We are not focused on success. We are focused on contribution. Our definition is anyone who is active in a field and is working, who is making a contribution. We also want to distinguish between accomplishment and contribution. For example, someone who gets a degree has accomplished something. Whatever their profession is, we don’t care. They can be a firefighter, a schoolteacher, an attorney or a CEO. Anyone who is making a living in their profession is making a contribution by definition, because someone is willing to pay them money to do something and, therefore, it must be worth something.

How do you alleviate concerns about data secrecy, hacking, or the government requesting the data?

First, there is no legal basis for the government to ask for it. If the fear is that by doing this, we would be providing information to the government, and that the government would come and hack our system, okay, [then] there is a fear there.

That’s why we are employing security experts to make sure that does not happen.

Having said that, it is also very naïve of us to think that the NSA [National Security Agency], the Immigration and Naturalization Service, the FBI [Federal Bureau of Investigation] and all of these other organizations don’t have access to this information.
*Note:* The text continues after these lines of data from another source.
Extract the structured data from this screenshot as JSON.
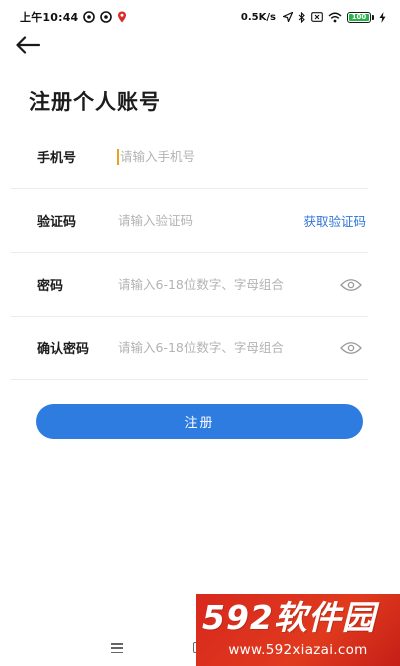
{
  "status_bar": {
    "time": "上午10:44",
    "network_speed": "0.5K/s",
    "battery_label": "100",
    "battery_level": 1.0,
    "icons": [
      "at-icon",
      "at-icon",
      "location-pin-icon",
      "send-icon",
      "bluetooth-icon",
      "sim-off-icon",
      "wifi-icon",
      "battery-icon",
      "charging-icon"
    ]
  },
  "header": {
    "back_icon": "arrow-left-icon",
    "title": "注册个人账号"
  },
  "form": {
    "phone": {
      "label": "手机号",
      "placeholder": "请输入手机号",
      "value": ""
    },
    "code": {
      "label": "验证码",
      "placeholder": "请输入验证码",
      "value": "",
      "action_label": "获取验证码"
    },
    "password": {
      "label": "密码",
      "placeholder": "请输入6-18位数字、字母组合",
      "value": "",
      "toggle_icon": "eye-icon"
    },
    "confirm_password": {
      "label": "确认密码",
      "placeholder": "请输入6-18位数字、字母组合",
      "value": "",
      "toggle_icon": "eye-icon"
    }
  },
  "submit_label": "注册",
  "nav_bar": {
    "icons": [
      "menu-icon",
      "home-square-icon"
    ]
  },
  "watermark": {
    "logo": "592软件园",
    "url": "www.592xiazai.com"
  },
  "colors": {
    "accent": "#2f7ce0",
    "link": "#2f74d8",
    "caret": "#e9a023",
    "watermark_bg": "#d8281d",
    "battery_fill": "#2ab34a"
  }
}
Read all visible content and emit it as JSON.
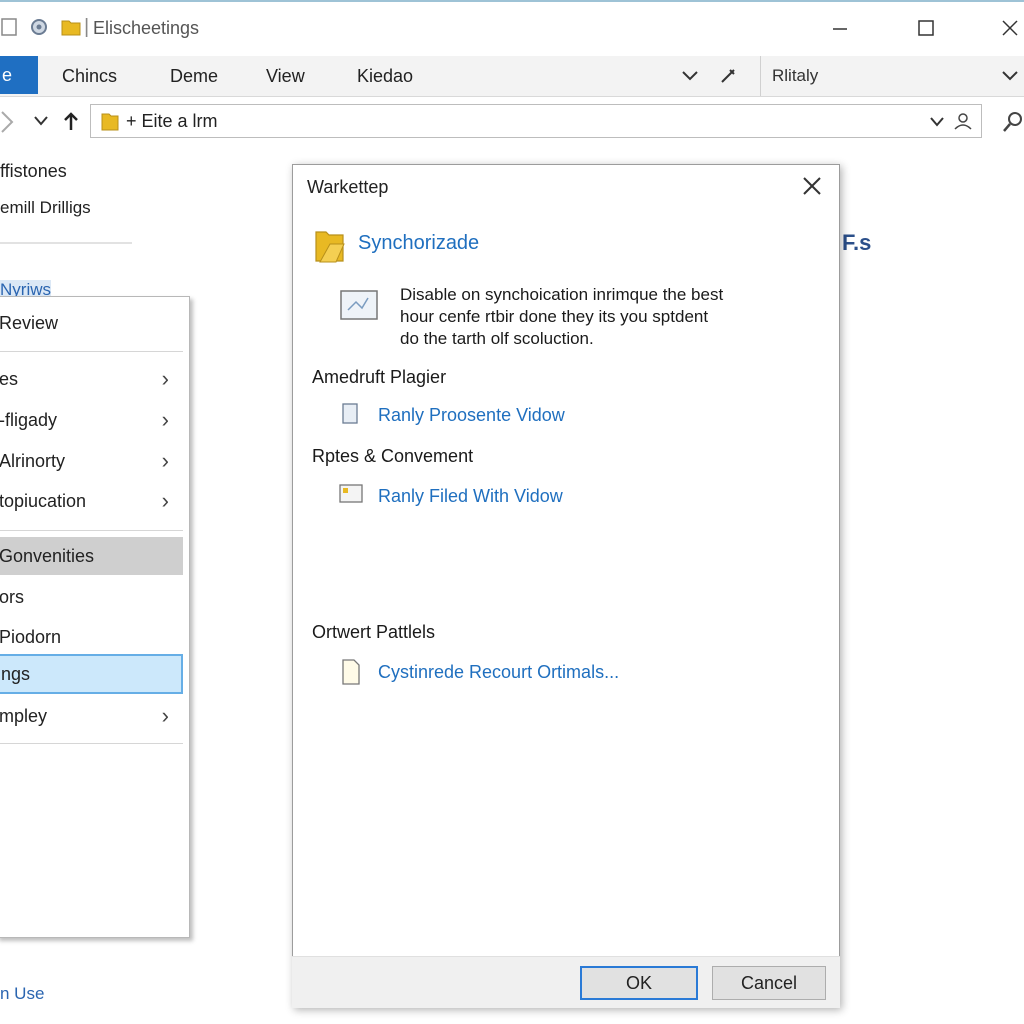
{
  "window": {
    "title": "Elischeetings"
  },
  "ribbon": {
    "file_label": "e",
    "tabs": [
      "Chincs",
      "Deme",
      "View",
      "Kiedao"
    ],
    "right_label": "Rlitaly"
  },
  "address": {
    "path": "+ Eite a lrm"
  },
  "left_pane": {
    "item1": "ffistones",
    "item2": "emill Drilligs",
    "section": "Nyriws",
    "footer": "n Use"
  },
  "context_menu": {
    "header": "Review",
    "items": [
      {
        "label": "es",
        "submenu": true
      },
      {
        "label": "-fligady",
        "submenu": true
      },
      {
        "label": "Alrinorty",
        "submenu": true
      },
      {
        "label": "topiucation",
        "submenu": true
      },
      {
        "label": "Gonvenities",
        "submenu": false
      },
      {
        "label": "ors",
        "submenu": false
      },
      {
        "label": "Piodorn",
        "submenu": false
      },
      {
        "label": "ngs",
        "submenu": false
      },
      {
        "label": "mpley",
        "submenu": true
      }
    ]
  },
  "background_fragment": "F.s",
  "dialog": {
    "title": "Warkettep",
    "heading": "Synchorizade",
    "description_lines": [
      "Disable on synchoication inrimque the best",
      "hour cenfe rtbir done they its you sptdent",
      "do the tarth olf scoluction."
    ],
    "sections": [
      {
        "header": "Amedruft Plagier",
        "link": "Ranly Proosente Vidow"
      },
      {
        "header": "Rptes & Convement",
        "link": "Ranly Filed With Vidow"
      },
      {
        "header": "Ortwert Pattlels",
        "link": "Cystinrede Recourt Ortimals..."
      }
    ],
    "ok_label": "OK",
    "cancel_label": "Cancel"
  },
  "colors": {
    "accent": "#1f6fc2",
    "link": "#1f6fbf",
    "selection_fill": "#cce8fb",
    "selection_border": "#66aee6",
    "folder": "#e8b923"
  },
  "icons": [
    "folder-icon",
    "gear-icon",
    "minimize-icon",
    "maximize-icon",
    "close-icon",
    "back-icon",
    "up-arrow-icon",
    "search-icon",
    "pin-icon",
    "document-icon"
  ]
}
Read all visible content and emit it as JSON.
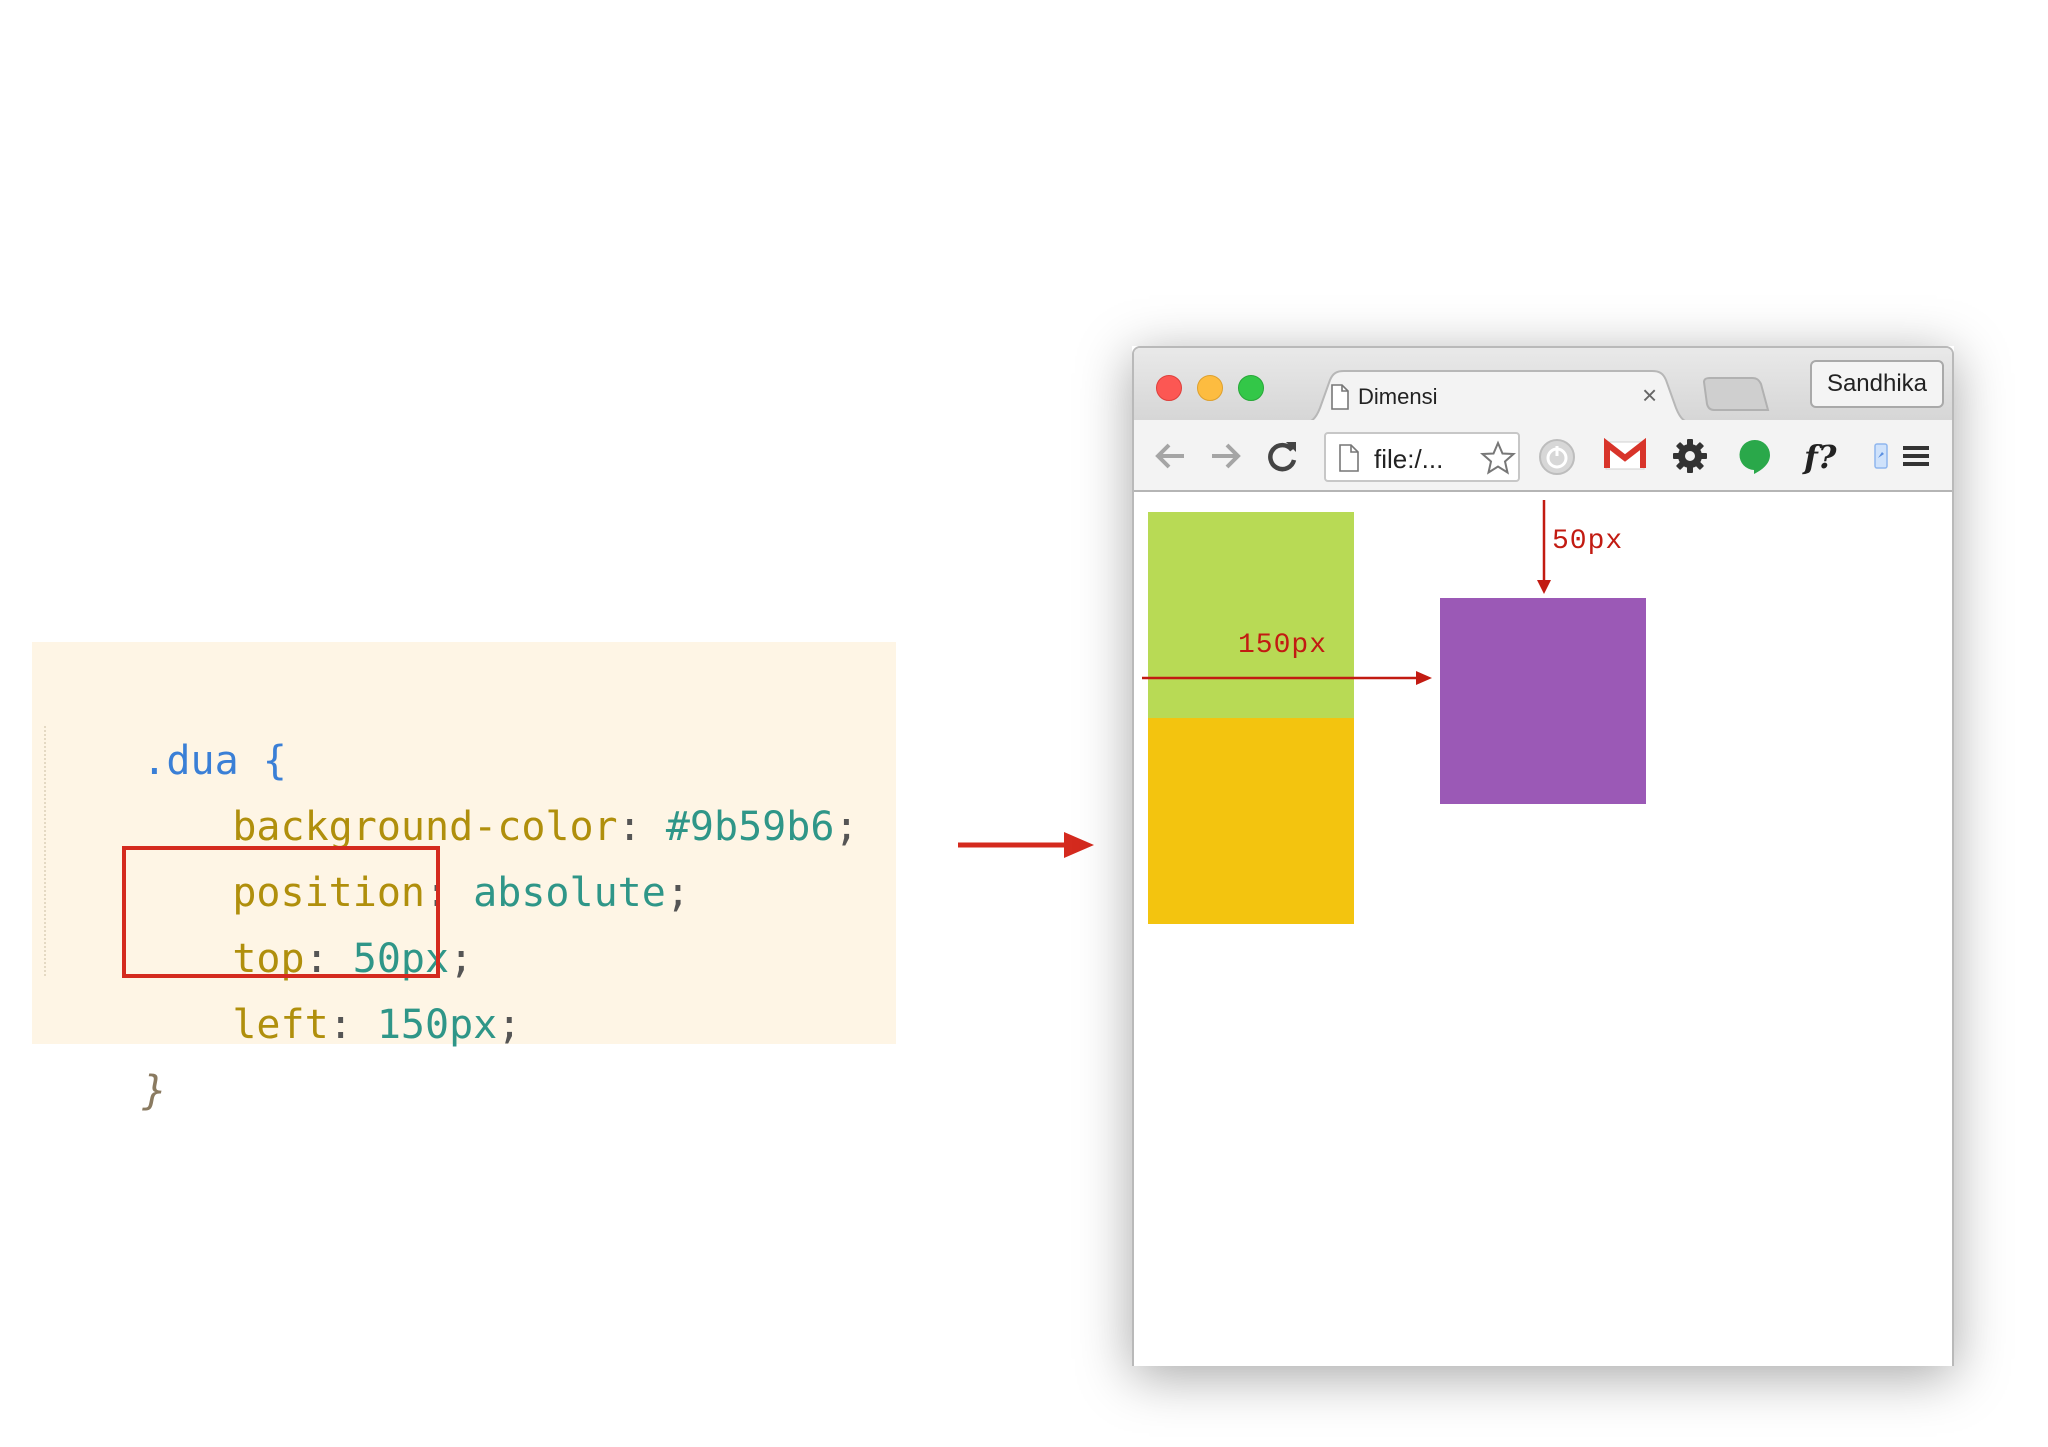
{
  "code": {
    "selector": ".dua",
    "open_brace": "{",
    "close_brace": "}",
    "declarations": [
      {
        "property": "background-color",
        "colon": ":",
        "value": "#9b59b6",
        "semi": ";"
      },
      {
        "property": "position",
        "colon": ":",
        "value": "absolute",
        "semi": ";"
      },
      {
        "property": "top",
        "colon": ":",
        "value": "50px",
        "semi": ";"
      },
      {
        "property": "left",
        "colon": ":",
        "value": "150px",
        "semi": ";"
      }
    ]
  },
  "browser": {
    "tab_title": "Dimensi",
    "tab_close": "×",
    "profile": "Sandhika",
    "address": "file:/...",
    "toolbar_icons": [
      "back-arrow-icon",
      "forward-arrow-icon",
      "reload-icon",
      "page-icon",
      "star-icon",
      "power-icon",
      "gmail-icon",
      "gear-icon",
      "hangouts-icon",
      "f-question-icon",
      "extension-icon",
      "menu-icon"
    ]
  },
  "page": {
    "boxes": [
      {
        "name": "green",
        "color": "#b8da55"
      },
      {
        "name": "yellow",
        "color": "#f3c40f"
      },
      {
        "name": "purple",
        "color": "#9b59b6"
      }
    ],
    "annotations": {
      "top_label": "50px",
      "left_label": "150px",
      "color": "#c21b12"
    }
  },
  "colors": {
    "code_background": "#fef5e5",
    "highlight_border": "#d42a1e",
    "arrow": "#d42a1e"
  }
}
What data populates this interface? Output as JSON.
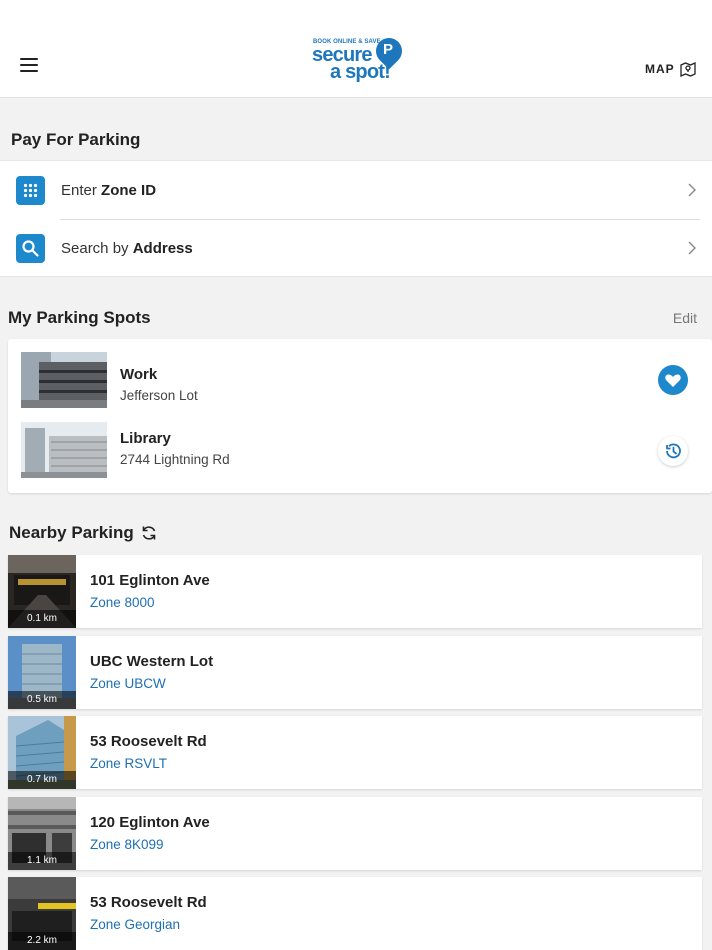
{
  "header": {
    "logo": {
      "tagline": "BOOK ONLINE & SAVE",
      "line1": "secure",
      "line2": "a spot!",
      "badge": "P"
    },
    "map_label": "MAP"
  },
  "pay": {
    "title": "Pay For Parking",
    "zone": {
      "prefix": "Enter ",
      "bold": "Zone ID"
    },
    "address": {
      "prefix": "Search by ",
      "bold": "Address"
    }
  },
  "spots": {
    "title": "My Parking Spots",
    "edit_label": "Edit",
    "items": [
      {
        "name": "Work",
        "sub": "Jefferson Lot",
        "action": "heart-icon"
      },
      {
        "name": "Library",
        "sub": "2744 Lightning Rd",
        "action": "history-icon"
      }
    ]
  },
  "nearby": {
    "title": "Nearby Parking",
    "items": [
      {
        "name": "101 Eglinton Ave",
        "zone": "Zone 8000",
        "dist": "0.1 km"
      },
      {
        "name": "UBC Western Lot",
        "zone": "Zone UBCW",
        "dist": "0.5 km"
      },
      {
        "name": "53 Roosevelt Rd",
        "zone": "Zone RSVLT",
        "dist": "0.7 km"
      },
      {
        "name": "120 Eglinton Ave",
        "zone": "Zone 8K099",
        "dist": "1.1 km"
      },
      {
        "name": "53 Roosevelt Rd",
        "zone": "Zone Georgian",
        "dist": "2.2 km"
      }
    ]
  },
  "colors": {
    "accent": "#1e88cc",
    "zone_text": "#1e6fb3",
    "background": "#f2f2f3"
  }
}
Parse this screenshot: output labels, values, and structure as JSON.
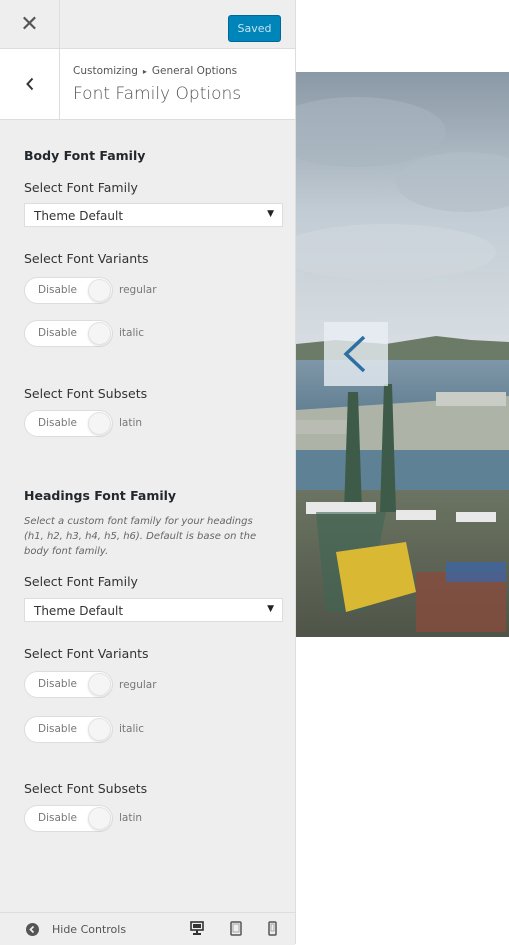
{
  "header": {
    "saved_label": "Saved"
  },
  "section": {
    "breadcrumb_root": "Customizing",
    "breadcrumb_sep": "▸",
    "breadcrumb_parent": "General Options",
    "title": "Font Family Options"
  },
  "body_font": {
    "group_title": "Body Font Family",
    "family_label": "Select Font Family",
    "family_value": "Theme Default",
    "variants_label": "Select Font Variants",
    "variant_1_state": "Disable",
    "variant_1_name": "regular",
    "variant_2_state": "Disable",
    "variant_2_name": "italic",
    "subsets_label": "Select Font Subsets",
    "subset_1_state": "Disable",
    "subset_1_name": "latin"
  },
  "heading_font": {
    "group_title": "Headings Font Family",
    "description_1": "Select a custom font family for your headings",
    "description_2": "(h1, h2, h3, h4, h5, h6). Default is base on the",
    "description_3": "body font family.",
    "family_label": "Select Font Family",
    "family_value": "Theme Default",
    "variants_label": "Select Font Variants",
    "variant_1_state": "Disable",
    "variant_1_name": "regular",
    "variant_2_state": "Disable",
    "variant_2_name": "italic",
    "subsets_label": "Select Font Subsets",
    "subset_1_state": "Disable",
    "subset_1_name": "latin"
  },
  "footer": {
    "hide_controls_label": "Hide Controls"
  },
  "icons": {
    "close": "close-icon",
    "back": "chevron-left-icon",
    "select_arrow": "triangle-down-icon",
    "hide": "circle-arrow-left-icon",
    "desktop": "desktop-icon",
    "tablet": "tablet-icon",
    "mobile": "mobile-icon",
    "slider_prev": "chevron-left-icon"
  },
  "colors": {
    "accent": "#0085ba",
    "panel_bg": "#eeeeee",
    "saved_text": "#c6e3f0"
  }
}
The Immigration and Naturalization Service automatically knows anyone who has emigrated from Iran. For them to figure out what [these people] are doing – I don’t know what value that has for them, but yes, they can figure that out.

We are not doing anything that the government can’t do. We developed this with one software engineer. They probably already have this data. But we are not going to make any of this data public, because it would be against the privacy of those individuals. We want to be a trusted source of the information. The names in the database are not public. We are just presenting numbers. The names will never be presented to anybody. They are anonymous. If I say there are 9,000 physicians, I will never – we will never – publish the names of those physicians.